[[ Information shown open ]]
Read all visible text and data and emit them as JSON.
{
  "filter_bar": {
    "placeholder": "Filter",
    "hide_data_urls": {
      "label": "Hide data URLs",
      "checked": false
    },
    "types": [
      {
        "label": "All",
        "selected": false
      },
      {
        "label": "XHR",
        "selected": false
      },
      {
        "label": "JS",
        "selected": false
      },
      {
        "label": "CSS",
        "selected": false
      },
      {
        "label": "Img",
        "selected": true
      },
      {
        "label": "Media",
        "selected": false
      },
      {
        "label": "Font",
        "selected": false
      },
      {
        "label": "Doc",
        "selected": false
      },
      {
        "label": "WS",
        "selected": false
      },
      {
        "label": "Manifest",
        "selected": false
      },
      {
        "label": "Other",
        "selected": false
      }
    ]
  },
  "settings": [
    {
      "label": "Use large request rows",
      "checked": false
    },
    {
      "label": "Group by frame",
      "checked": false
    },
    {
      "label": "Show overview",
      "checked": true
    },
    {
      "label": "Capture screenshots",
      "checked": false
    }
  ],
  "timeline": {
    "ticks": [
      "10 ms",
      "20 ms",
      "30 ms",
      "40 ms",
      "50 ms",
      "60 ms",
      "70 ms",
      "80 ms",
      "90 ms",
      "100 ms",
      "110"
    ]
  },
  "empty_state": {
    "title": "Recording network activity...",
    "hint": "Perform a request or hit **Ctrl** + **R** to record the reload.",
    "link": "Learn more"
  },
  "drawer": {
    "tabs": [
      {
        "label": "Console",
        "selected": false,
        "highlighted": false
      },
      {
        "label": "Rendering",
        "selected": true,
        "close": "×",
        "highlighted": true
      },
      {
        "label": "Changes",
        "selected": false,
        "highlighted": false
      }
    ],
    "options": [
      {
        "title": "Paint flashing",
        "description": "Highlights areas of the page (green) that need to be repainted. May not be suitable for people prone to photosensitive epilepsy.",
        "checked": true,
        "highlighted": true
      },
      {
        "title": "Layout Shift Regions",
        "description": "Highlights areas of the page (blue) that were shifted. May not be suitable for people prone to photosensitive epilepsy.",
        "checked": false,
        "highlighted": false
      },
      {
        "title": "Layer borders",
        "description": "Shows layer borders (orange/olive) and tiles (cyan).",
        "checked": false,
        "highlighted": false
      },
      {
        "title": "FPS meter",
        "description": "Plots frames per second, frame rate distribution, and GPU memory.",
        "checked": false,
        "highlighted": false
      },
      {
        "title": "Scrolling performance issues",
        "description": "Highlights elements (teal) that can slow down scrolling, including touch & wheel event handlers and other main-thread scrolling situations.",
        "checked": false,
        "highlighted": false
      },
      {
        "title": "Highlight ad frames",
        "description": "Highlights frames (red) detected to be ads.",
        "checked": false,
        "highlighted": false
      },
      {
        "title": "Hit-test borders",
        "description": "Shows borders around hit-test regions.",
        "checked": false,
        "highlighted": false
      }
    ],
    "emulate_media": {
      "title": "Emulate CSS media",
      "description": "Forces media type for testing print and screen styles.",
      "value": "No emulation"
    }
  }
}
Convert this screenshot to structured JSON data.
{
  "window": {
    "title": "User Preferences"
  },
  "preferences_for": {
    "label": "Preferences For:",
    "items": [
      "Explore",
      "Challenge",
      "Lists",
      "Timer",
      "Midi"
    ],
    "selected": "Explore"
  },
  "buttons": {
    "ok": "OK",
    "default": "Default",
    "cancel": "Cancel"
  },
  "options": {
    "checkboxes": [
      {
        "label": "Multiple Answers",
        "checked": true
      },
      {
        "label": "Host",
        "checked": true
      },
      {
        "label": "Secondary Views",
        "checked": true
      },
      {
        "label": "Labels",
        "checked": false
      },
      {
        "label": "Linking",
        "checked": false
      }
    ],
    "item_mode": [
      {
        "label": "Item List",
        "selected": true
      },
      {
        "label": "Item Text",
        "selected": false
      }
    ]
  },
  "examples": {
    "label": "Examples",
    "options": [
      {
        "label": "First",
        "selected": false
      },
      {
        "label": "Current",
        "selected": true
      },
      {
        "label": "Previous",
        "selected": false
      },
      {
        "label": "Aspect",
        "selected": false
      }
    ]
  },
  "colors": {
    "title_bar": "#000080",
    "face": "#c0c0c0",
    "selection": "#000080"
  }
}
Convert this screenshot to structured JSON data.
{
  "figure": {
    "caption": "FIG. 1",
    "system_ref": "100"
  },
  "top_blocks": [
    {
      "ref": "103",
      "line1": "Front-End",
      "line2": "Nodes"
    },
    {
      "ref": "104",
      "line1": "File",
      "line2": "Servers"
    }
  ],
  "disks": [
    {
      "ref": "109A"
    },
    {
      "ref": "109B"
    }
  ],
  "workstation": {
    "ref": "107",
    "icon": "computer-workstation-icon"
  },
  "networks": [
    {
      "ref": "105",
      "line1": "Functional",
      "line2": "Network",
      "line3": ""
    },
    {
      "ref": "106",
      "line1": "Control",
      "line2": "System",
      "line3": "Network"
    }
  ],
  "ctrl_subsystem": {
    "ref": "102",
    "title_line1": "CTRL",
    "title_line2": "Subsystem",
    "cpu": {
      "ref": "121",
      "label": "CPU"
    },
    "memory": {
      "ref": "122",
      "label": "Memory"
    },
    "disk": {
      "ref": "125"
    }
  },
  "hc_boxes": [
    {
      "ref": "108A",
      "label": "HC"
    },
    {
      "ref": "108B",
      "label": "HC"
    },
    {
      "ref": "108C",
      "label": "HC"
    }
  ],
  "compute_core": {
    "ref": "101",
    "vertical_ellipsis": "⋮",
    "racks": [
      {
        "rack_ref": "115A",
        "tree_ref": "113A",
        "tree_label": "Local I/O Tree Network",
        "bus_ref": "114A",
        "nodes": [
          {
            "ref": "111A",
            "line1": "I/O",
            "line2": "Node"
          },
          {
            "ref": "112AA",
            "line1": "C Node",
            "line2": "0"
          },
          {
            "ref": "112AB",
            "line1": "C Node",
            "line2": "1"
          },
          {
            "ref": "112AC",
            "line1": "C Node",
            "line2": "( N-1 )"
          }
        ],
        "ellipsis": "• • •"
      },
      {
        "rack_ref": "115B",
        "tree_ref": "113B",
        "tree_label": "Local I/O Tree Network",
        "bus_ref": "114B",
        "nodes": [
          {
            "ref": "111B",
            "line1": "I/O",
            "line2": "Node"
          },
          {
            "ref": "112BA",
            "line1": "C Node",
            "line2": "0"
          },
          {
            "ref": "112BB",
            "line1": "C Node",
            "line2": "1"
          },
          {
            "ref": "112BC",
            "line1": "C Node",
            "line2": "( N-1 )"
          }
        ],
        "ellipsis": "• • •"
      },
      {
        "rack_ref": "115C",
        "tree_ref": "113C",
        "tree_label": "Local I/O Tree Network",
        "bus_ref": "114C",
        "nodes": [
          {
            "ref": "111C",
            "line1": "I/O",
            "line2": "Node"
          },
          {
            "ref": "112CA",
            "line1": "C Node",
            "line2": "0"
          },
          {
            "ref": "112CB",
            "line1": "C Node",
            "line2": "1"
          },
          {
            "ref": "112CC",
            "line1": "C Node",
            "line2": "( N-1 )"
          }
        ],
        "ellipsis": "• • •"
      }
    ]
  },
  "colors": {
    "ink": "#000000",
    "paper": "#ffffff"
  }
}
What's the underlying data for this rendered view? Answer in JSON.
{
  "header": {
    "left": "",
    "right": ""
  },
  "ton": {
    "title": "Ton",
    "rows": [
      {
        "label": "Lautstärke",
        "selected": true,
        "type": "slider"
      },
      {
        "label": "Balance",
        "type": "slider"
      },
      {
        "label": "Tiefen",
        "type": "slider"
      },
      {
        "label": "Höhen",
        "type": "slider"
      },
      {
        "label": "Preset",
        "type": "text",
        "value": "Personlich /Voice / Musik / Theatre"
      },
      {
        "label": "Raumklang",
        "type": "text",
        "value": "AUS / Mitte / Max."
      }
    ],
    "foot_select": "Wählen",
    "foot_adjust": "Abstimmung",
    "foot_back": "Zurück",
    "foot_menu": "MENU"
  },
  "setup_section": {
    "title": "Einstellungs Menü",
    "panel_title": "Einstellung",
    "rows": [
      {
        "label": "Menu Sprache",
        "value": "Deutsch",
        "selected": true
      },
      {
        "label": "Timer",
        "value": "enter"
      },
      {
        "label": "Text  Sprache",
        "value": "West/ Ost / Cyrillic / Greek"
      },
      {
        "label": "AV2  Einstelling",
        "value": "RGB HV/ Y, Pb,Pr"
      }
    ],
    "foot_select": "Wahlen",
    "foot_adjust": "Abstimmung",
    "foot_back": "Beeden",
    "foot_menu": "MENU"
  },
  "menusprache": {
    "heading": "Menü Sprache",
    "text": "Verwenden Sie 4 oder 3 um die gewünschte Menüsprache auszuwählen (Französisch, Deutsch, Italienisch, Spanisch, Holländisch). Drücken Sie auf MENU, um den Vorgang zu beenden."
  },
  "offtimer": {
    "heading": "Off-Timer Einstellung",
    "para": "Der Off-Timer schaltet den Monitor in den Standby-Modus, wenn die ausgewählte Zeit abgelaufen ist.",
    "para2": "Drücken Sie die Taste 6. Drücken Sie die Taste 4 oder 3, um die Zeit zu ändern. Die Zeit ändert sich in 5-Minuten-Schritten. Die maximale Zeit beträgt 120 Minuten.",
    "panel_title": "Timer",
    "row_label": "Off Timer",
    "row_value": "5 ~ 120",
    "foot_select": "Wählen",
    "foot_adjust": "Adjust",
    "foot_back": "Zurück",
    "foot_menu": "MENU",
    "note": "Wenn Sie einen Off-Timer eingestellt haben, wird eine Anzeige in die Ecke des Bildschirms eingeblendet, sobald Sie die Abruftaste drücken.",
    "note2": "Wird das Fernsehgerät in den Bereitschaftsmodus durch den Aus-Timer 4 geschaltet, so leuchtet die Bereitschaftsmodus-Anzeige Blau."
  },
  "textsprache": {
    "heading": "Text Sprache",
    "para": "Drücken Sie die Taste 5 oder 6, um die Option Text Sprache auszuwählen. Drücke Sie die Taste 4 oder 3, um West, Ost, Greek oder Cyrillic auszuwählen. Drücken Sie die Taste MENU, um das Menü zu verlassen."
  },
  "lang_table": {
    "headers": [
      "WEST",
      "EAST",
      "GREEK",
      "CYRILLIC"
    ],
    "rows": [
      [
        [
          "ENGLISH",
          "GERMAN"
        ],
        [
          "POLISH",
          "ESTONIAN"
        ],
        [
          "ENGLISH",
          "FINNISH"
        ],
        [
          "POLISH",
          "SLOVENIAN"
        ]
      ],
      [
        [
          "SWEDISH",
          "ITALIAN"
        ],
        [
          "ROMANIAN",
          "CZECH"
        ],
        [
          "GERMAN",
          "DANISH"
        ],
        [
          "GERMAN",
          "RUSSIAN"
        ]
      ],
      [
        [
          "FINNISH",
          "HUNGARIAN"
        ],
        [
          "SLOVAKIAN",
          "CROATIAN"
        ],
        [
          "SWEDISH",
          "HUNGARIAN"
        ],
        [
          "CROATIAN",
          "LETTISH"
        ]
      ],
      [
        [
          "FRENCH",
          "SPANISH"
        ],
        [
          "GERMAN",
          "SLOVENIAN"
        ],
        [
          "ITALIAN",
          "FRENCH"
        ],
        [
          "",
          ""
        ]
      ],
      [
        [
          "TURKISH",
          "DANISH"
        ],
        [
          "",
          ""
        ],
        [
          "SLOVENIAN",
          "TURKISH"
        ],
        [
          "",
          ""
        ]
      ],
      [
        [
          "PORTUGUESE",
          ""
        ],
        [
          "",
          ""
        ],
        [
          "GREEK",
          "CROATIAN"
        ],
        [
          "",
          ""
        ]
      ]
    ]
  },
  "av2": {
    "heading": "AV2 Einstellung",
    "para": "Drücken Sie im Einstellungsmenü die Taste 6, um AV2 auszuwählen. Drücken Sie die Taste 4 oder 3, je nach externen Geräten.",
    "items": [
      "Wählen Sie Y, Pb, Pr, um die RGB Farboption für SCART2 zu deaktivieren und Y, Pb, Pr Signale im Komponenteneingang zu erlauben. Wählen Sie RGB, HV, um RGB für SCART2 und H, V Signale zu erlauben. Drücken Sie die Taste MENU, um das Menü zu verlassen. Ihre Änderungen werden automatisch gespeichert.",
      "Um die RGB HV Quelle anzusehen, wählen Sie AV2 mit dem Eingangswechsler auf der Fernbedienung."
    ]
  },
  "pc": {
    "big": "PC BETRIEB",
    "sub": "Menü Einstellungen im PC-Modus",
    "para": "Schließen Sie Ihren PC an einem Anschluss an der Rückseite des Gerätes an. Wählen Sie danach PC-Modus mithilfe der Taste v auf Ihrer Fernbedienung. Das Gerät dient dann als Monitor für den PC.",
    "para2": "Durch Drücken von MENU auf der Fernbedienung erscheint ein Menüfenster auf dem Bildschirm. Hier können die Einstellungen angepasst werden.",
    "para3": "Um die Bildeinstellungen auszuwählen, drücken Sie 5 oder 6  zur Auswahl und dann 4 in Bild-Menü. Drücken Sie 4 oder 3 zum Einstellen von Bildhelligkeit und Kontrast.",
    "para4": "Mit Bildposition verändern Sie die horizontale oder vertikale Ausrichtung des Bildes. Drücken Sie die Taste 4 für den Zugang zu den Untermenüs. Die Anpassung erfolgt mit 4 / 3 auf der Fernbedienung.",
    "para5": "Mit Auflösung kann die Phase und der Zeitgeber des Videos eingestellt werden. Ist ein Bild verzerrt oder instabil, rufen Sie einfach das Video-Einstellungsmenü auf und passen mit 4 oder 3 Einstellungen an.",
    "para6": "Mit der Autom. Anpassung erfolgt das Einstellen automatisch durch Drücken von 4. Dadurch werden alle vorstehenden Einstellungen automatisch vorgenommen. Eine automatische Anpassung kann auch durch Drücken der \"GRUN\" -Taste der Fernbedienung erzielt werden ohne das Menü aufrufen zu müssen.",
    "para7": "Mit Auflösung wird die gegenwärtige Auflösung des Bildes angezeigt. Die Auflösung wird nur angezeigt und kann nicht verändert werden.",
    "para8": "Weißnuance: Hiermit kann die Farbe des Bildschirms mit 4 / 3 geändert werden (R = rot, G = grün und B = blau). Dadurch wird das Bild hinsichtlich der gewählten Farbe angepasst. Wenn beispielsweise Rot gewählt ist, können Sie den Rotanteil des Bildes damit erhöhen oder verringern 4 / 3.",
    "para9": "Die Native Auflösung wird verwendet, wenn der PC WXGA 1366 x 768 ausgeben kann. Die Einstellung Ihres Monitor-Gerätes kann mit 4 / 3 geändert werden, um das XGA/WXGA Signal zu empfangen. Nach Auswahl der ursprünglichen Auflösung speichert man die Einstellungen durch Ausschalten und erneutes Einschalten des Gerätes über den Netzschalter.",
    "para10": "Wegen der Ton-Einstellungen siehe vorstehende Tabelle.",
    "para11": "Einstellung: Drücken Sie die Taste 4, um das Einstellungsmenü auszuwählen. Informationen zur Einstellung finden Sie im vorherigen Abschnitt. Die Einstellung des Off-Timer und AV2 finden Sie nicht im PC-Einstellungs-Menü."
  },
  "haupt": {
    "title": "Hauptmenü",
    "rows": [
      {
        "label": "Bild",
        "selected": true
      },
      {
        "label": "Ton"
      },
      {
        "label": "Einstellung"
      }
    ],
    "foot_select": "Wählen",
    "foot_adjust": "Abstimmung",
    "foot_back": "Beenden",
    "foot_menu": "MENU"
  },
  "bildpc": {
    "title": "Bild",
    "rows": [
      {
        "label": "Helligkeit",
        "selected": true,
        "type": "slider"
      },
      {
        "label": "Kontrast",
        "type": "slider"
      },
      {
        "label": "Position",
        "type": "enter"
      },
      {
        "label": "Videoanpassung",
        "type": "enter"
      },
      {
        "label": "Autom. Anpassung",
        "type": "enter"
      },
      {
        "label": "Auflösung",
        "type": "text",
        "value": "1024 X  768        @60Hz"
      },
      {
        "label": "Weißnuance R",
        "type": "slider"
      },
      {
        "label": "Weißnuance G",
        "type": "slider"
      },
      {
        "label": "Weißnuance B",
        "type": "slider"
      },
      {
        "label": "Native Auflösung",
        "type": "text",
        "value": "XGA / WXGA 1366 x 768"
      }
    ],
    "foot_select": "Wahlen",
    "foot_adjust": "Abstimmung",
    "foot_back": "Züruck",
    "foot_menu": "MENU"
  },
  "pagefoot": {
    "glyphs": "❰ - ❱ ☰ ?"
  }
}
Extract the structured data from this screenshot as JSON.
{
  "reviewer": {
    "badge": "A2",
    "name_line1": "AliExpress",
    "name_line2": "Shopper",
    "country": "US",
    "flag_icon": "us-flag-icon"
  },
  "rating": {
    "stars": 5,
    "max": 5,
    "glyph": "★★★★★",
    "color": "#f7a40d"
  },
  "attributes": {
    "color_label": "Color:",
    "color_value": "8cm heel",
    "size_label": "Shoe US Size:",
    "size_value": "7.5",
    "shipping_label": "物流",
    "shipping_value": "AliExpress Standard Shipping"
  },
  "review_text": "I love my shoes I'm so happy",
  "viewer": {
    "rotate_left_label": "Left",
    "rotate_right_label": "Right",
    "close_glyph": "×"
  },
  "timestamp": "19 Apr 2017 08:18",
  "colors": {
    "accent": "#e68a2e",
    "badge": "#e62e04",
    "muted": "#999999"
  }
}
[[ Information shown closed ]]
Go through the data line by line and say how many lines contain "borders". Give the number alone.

_Task response_
4